- [Saved data entries]

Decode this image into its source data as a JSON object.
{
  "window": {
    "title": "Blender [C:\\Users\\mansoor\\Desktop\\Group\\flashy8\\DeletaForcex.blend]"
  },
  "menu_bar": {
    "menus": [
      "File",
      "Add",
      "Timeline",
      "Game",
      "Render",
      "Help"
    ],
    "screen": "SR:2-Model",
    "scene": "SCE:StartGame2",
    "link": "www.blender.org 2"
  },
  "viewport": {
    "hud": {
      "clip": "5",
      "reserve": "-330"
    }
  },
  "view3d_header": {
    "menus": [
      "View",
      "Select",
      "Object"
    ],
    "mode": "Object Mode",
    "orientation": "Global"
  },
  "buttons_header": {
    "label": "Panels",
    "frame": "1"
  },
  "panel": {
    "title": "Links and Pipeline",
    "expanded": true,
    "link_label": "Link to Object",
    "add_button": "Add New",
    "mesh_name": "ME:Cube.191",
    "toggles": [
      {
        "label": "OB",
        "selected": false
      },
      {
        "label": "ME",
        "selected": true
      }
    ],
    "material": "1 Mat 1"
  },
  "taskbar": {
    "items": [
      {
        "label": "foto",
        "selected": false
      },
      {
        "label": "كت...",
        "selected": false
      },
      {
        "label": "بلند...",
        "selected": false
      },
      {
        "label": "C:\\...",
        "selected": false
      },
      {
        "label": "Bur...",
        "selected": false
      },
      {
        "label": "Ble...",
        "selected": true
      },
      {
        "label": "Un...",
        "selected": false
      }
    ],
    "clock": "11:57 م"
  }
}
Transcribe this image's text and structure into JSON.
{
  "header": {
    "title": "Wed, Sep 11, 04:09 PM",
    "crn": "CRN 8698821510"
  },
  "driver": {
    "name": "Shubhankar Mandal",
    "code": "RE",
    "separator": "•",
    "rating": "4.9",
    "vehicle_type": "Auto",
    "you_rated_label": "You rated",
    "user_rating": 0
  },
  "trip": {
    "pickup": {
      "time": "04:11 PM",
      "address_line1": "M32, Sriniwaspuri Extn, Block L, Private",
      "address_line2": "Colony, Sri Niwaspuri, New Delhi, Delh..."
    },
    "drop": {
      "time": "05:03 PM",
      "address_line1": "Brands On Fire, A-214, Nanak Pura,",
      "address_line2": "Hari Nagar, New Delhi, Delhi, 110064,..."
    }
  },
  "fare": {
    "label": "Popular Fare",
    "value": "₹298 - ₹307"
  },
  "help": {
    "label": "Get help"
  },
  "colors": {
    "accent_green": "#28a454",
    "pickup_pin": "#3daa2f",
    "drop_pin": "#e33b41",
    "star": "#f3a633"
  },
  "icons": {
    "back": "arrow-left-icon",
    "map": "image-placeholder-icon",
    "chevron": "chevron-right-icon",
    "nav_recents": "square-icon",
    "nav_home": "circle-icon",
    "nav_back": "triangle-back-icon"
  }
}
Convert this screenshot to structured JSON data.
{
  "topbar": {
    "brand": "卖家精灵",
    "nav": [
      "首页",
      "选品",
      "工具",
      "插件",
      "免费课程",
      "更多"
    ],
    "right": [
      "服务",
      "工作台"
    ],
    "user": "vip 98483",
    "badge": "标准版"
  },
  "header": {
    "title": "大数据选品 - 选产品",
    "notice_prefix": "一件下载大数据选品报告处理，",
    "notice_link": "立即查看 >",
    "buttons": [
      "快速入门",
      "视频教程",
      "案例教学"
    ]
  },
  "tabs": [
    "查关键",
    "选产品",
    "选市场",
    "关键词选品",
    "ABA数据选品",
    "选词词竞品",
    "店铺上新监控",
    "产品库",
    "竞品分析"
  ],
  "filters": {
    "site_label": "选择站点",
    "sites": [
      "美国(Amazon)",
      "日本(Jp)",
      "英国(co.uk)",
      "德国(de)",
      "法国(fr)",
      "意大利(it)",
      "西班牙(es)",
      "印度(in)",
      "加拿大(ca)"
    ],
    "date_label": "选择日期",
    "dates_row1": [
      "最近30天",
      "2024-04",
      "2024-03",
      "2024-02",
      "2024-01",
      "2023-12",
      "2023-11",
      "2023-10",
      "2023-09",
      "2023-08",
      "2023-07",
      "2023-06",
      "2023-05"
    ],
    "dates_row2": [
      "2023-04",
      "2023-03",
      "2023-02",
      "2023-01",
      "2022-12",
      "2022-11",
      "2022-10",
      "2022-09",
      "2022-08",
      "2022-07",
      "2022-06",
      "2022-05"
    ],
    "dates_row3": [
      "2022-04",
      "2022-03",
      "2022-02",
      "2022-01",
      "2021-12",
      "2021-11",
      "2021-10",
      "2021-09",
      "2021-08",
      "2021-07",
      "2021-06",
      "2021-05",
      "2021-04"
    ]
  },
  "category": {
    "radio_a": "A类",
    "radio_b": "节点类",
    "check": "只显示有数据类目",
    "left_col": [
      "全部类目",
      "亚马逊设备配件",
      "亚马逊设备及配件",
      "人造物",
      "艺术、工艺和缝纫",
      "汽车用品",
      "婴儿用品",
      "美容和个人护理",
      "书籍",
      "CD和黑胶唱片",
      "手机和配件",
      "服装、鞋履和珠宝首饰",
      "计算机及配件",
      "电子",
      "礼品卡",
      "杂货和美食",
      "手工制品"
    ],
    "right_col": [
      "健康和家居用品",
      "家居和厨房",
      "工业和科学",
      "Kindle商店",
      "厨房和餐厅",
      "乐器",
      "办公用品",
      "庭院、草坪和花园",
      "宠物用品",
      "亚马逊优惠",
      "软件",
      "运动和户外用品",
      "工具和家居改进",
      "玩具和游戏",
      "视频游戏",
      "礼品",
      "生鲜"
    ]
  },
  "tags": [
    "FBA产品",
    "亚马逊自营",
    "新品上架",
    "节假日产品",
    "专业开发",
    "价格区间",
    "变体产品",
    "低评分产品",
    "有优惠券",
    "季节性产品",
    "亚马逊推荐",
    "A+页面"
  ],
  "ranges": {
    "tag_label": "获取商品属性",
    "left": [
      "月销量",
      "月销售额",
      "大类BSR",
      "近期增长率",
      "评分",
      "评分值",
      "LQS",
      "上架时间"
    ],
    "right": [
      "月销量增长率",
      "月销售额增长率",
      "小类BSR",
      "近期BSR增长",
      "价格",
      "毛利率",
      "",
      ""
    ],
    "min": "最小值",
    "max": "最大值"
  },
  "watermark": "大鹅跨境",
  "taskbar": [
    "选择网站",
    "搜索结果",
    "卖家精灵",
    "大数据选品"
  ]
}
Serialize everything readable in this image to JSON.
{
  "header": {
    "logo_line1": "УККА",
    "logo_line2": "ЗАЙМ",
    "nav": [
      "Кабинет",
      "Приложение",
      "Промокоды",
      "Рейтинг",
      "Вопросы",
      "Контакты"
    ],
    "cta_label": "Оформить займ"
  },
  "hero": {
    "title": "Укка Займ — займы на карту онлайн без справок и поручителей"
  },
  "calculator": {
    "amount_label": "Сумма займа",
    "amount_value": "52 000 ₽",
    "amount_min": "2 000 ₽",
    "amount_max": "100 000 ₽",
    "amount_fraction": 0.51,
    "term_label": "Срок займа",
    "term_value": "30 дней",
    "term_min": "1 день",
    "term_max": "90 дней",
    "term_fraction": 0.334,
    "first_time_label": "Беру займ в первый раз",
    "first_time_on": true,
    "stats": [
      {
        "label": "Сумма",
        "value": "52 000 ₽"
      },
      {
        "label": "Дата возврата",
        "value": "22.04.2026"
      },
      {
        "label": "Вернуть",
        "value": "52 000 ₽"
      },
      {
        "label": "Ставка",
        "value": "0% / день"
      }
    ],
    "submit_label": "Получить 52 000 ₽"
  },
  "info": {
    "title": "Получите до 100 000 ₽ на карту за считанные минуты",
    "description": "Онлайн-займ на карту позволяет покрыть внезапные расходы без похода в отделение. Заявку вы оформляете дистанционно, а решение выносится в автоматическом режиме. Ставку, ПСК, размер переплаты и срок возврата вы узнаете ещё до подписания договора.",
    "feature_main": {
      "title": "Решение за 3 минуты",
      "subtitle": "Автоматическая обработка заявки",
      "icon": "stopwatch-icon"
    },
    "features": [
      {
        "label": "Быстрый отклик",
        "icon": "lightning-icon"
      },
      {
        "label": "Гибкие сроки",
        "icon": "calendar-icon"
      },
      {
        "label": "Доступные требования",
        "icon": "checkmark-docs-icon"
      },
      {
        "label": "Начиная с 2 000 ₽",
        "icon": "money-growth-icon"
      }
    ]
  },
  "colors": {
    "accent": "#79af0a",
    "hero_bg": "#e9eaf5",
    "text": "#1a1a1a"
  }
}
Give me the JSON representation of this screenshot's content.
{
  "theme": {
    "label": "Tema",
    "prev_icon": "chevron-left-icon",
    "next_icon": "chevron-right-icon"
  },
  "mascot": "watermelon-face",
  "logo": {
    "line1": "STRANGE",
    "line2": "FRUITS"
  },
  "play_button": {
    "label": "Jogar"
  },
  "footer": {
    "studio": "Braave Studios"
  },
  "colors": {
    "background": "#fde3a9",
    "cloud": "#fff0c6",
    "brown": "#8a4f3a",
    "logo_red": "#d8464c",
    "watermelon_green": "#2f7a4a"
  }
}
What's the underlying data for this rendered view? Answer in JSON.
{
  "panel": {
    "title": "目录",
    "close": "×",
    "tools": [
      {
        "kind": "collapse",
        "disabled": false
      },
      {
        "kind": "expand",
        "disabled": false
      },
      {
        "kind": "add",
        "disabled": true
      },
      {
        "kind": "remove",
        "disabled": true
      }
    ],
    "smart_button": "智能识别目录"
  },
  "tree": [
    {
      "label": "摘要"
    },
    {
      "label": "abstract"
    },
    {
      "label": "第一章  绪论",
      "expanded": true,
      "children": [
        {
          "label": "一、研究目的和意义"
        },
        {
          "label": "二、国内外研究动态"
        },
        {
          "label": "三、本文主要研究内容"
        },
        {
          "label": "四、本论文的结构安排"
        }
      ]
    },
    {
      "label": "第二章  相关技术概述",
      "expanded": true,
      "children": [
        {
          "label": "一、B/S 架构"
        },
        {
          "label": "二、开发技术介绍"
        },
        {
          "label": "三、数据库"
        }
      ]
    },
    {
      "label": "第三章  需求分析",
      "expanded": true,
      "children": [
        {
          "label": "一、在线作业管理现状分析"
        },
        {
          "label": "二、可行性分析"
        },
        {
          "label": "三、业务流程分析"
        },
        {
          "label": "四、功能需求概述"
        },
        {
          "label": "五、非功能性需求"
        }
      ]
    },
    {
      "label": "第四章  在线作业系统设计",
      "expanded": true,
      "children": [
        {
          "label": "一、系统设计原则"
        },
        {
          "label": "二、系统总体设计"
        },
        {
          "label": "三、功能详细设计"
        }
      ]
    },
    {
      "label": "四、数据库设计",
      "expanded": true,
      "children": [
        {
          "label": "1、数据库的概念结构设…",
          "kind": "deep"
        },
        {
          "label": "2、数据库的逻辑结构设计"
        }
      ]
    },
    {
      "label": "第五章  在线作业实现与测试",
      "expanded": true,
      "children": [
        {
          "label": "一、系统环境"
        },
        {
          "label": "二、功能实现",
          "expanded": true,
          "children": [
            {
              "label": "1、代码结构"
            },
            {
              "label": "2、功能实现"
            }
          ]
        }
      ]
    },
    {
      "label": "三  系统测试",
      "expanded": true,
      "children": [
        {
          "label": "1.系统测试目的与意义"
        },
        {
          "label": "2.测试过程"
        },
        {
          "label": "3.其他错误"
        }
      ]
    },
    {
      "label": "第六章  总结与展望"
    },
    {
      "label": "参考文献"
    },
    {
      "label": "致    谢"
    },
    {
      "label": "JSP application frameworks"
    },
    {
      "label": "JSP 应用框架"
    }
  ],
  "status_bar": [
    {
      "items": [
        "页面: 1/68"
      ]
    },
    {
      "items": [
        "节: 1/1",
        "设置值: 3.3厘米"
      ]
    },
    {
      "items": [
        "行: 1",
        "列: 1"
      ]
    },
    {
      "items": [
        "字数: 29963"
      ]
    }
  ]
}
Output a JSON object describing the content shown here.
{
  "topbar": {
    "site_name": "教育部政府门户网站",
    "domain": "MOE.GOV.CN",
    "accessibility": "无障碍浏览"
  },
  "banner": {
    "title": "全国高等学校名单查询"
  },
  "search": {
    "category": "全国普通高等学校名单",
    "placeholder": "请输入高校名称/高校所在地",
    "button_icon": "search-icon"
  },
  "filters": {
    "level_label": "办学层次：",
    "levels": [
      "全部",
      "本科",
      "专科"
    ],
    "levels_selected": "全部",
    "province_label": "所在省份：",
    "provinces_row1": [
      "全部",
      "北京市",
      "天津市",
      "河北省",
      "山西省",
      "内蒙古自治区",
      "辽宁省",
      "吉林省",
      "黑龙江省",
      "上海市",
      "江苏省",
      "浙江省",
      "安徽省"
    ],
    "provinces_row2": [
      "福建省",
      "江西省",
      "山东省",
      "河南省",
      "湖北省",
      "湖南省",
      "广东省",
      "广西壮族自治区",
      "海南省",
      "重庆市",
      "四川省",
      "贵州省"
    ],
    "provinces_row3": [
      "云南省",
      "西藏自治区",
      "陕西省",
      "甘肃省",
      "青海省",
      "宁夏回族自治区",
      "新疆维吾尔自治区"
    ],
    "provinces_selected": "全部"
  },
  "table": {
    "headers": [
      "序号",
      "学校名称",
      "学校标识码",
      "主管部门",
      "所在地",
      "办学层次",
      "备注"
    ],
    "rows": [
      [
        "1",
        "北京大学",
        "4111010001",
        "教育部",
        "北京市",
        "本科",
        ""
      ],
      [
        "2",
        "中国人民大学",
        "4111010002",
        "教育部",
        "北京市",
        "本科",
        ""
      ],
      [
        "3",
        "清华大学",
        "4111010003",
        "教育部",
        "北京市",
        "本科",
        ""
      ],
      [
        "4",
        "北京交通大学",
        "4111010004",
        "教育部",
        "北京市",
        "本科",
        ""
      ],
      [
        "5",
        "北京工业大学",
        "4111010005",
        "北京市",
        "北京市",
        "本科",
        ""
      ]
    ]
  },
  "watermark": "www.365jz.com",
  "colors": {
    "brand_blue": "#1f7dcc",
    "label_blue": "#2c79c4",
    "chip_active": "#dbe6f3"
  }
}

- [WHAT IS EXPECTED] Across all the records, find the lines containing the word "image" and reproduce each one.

- [RESULT OF THIS TASK]
Decode this image into its source data as a JSON object.
Transcribe this image's text and structure into JSON.
    "map": "image-placeholder-icon",
Serialize everything readable in this image to JSON.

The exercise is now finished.